Saved entries
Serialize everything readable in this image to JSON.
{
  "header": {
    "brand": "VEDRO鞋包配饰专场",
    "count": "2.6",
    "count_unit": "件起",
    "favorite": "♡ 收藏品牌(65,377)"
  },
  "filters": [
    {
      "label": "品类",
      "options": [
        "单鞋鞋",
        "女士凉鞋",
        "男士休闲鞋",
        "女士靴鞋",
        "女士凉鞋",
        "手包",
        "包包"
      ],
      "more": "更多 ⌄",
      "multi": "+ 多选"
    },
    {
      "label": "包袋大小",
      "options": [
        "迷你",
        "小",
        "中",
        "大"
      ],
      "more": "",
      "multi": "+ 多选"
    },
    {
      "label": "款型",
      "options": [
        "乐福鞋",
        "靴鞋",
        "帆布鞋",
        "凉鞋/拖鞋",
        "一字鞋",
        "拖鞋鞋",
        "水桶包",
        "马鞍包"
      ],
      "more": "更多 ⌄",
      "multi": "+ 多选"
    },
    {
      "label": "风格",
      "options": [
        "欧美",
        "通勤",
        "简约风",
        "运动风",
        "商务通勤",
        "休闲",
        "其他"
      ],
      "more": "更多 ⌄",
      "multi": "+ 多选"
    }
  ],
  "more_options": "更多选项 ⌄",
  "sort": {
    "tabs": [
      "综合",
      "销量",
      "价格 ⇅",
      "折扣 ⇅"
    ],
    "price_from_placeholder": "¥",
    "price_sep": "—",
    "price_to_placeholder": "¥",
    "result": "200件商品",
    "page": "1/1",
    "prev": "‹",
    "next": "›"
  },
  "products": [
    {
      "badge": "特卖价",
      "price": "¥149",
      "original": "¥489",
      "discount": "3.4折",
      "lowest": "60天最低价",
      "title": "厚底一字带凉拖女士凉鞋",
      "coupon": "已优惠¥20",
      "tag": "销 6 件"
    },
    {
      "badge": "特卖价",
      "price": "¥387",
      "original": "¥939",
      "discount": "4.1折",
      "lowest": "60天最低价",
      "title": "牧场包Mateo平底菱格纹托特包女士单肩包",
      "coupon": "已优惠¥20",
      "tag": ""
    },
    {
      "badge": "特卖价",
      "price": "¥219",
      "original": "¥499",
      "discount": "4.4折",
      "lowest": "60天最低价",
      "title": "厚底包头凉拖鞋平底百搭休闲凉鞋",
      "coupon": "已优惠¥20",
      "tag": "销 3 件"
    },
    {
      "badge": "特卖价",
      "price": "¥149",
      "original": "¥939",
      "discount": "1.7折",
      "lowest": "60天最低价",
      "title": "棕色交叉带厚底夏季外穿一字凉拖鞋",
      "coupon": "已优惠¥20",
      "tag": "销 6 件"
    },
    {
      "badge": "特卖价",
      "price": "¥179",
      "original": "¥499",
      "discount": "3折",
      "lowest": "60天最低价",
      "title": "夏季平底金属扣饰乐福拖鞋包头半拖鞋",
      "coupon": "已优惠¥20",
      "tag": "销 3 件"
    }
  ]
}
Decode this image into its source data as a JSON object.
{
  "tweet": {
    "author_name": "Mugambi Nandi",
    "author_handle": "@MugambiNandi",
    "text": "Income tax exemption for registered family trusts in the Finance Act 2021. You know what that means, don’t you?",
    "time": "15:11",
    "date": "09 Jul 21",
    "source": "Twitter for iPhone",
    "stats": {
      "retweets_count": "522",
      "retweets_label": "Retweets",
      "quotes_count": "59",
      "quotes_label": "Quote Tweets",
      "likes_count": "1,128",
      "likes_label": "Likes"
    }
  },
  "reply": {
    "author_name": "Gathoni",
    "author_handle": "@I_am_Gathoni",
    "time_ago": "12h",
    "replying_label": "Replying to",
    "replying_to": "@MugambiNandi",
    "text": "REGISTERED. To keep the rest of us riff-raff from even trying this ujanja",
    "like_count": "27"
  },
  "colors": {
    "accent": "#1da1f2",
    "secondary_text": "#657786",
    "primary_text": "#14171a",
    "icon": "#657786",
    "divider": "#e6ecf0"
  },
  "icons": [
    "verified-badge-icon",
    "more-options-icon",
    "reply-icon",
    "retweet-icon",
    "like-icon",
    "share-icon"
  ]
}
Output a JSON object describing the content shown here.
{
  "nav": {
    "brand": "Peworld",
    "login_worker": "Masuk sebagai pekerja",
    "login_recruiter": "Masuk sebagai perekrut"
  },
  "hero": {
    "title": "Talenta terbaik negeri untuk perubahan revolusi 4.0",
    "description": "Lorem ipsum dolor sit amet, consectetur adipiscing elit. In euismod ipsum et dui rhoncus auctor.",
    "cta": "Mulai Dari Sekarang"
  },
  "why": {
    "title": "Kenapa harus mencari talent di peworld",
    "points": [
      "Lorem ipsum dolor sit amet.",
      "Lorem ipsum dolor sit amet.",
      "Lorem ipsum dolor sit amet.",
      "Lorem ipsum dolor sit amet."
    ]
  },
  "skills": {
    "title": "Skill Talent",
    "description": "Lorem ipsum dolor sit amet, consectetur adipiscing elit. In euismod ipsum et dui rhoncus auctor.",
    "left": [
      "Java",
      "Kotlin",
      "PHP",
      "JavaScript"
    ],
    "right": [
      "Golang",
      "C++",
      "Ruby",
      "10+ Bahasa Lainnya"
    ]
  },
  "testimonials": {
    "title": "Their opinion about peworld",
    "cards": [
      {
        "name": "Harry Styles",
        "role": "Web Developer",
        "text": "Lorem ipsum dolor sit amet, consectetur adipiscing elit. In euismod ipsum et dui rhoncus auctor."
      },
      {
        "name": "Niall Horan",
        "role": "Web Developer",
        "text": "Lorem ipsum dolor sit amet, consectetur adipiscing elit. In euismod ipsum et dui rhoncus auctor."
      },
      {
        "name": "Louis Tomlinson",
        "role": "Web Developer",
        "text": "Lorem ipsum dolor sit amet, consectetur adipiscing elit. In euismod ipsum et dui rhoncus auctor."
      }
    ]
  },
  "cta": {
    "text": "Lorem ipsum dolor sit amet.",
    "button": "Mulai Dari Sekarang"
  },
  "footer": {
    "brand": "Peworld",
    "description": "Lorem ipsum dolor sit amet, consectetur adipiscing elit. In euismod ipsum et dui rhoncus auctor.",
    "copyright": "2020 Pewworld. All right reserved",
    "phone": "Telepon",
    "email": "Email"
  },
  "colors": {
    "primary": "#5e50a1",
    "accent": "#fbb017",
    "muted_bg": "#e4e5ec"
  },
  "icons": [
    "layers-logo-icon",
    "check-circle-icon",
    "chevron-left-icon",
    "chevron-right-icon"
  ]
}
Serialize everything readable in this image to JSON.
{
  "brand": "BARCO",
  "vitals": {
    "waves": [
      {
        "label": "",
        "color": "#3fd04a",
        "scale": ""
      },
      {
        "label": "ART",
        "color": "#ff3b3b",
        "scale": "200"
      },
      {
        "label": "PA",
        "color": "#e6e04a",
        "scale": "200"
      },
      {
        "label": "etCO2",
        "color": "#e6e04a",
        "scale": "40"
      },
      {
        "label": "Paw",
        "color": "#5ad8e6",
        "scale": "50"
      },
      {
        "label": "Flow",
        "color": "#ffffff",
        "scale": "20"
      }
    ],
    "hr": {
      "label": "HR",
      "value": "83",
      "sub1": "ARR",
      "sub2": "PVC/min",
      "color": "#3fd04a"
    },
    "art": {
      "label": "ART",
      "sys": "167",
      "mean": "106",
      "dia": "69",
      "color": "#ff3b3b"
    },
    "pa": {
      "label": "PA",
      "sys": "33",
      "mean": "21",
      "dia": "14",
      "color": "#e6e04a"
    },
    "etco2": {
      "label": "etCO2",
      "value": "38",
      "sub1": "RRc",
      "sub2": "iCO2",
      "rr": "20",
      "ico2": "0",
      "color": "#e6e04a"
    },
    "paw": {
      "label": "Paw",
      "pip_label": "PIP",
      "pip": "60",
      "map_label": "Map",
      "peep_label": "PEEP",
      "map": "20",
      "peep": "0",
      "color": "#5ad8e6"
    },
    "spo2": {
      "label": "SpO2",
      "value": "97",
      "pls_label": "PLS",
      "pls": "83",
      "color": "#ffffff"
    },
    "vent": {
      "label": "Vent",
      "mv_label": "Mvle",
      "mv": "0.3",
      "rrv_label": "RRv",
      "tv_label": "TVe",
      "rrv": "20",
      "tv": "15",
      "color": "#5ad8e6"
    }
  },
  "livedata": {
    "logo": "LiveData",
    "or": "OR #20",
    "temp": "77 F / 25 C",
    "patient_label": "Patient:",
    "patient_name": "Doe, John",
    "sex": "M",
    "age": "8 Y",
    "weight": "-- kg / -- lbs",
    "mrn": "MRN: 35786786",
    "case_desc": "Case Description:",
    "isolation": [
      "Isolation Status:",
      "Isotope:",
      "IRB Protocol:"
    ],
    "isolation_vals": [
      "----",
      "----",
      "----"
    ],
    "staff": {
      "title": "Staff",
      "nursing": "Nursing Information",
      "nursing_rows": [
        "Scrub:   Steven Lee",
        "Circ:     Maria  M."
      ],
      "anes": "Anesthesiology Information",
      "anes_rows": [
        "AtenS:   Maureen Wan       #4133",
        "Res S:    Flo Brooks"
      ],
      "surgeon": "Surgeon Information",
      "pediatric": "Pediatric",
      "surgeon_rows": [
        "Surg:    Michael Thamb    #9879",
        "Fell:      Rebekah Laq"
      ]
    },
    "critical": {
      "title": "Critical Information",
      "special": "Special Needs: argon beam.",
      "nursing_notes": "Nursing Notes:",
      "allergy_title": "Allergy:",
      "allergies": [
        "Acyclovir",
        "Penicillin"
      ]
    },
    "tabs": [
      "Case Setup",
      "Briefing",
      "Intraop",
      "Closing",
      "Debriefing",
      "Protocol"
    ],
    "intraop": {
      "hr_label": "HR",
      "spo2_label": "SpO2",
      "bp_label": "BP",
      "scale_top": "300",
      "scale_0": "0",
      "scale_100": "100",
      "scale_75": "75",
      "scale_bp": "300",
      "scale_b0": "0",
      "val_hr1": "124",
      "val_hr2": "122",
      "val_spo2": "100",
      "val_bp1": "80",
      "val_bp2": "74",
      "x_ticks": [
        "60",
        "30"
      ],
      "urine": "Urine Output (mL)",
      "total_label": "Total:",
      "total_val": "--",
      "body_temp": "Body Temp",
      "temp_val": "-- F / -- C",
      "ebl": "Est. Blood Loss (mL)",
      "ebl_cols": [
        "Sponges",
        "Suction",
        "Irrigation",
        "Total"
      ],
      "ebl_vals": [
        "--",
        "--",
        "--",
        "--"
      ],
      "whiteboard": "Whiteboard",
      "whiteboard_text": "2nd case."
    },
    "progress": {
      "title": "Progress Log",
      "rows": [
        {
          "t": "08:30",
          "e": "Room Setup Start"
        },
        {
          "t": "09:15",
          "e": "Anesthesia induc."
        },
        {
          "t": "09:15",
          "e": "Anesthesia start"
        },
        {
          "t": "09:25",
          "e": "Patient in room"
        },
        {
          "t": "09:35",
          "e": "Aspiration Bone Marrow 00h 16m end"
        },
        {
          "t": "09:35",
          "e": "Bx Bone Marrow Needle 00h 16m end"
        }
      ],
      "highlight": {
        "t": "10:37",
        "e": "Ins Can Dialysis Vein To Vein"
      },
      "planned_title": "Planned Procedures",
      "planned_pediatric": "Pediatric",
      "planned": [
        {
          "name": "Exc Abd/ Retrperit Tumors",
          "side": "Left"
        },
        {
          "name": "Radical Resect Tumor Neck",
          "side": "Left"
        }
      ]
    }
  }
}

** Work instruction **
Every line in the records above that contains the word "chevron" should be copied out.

** Task response **
    "chevron-left-icon",
    "chevron-right-icon"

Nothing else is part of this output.